And she tried toughing it out when the derecho left her powerless, but the loss of electricity meant a trip to the hospital for this breast cancer patient. She rates BGE’s performance on a scale of 1-10.
“Zero,” she said. “Very bad.”
It’s against a backdrop of discontent that BGE asks the Public Service Commission for a rate increase to cover distribution costs.
“We’re gonna let the PSC decide whether the performance was good or bad or needs improvemen,t but separate and apart from that, the infrastructure is the infrastructure,” said BGE spokesman Rob Gould.
And the infrastructure is what the increase is about.
According to BGE, in a typical bill of $100, $70 pays for the energy, $29 for taxes, distribution and fees and about $1 to the shareholders.
“People have a misconception that we have a lot of money that we are simply sitting on that we can just invest ourselves,” said Gould.
Which is what this customer thinks they should do.
“Find the funds from within their company,” said one customer.
And from the Bethke’s standpoint, do a better job of earning those funds.
“You know, we’re forced to pay for it, but we didn’t get anything for our money,” said Bethke.
State Senator Nancy Jacobs, who represents the Bethkes, says the PSC should make BGE’s performance a consideration.
“They’re supposed to be the watchdogs, not the lapdogs, and they’re not watching out for the people of Maryland,” Jacobs said.
But there are customers who understand BGE’s need to pay for upgrades.
“If they upgrade it and we get our delivery like we need it, I’m happy. All I want is my service,” said Terry Gregory.
And BGE points out this is only the second time in 20 years it has asked for an increase for infrastructure.
“A lot of it is money we’ve already spent. We’re going to the PSC to ask them to allow recovery,” said Gould.

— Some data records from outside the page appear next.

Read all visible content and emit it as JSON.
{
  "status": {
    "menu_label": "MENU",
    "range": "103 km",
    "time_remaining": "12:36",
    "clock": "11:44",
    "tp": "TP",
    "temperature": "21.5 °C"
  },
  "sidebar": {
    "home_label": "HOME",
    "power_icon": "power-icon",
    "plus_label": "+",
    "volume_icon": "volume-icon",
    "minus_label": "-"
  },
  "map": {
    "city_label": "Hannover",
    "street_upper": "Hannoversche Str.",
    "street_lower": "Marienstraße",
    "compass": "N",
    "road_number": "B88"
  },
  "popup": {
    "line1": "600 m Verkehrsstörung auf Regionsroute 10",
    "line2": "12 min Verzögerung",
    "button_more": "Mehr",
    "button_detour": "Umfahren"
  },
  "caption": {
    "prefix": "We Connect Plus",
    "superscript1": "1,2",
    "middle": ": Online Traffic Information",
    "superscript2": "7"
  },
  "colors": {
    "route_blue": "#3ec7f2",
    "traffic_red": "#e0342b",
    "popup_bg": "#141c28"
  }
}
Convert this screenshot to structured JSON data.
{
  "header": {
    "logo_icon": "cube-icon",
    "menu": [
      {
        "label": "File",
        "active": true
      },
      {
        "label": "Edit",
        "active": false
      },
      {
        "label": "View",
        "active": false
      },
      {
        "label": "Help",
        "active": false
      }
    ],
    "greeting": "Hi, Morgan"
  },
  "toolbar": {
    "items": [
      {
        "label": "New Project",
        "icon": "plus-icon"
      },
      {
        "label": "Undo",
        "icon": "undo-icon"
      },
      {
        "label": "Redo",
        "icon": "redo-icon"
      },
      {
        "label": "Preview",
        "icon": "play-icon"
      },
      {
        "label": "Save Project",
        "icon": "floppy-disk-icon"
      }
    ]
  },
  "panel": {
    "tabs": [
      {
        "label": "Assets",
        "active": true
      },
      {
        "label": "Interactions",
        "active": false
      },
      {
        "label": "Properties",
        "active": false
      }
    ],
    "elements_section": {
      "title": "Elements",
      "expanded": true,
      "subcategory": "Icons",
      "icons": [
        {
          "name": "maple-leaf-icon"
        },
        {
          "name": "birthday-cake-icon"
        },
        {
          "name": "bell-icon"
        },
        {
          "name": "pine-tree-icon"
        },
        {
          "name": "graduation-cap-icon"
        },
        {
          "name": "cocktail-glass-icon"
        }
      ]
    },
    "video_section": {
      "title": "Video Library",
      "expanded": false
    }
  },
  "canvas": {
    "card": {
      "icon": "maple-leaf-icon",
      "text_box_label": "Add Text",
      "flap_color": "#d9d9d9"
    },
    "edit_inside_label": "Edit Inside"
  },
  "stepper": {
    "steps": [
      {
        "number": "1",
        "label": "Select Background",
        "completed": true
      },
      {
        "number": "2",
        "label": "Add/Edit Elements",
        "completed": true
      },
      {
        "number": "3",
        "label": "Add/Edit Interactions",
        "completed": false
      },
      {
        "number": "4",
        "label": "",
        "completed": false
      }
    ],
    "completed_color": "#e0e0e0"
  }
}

If the rate hike is approved, you’ll see the increase on your bill in February.
The proposal amounts to an average increase of $12 a month. It also applies to gas.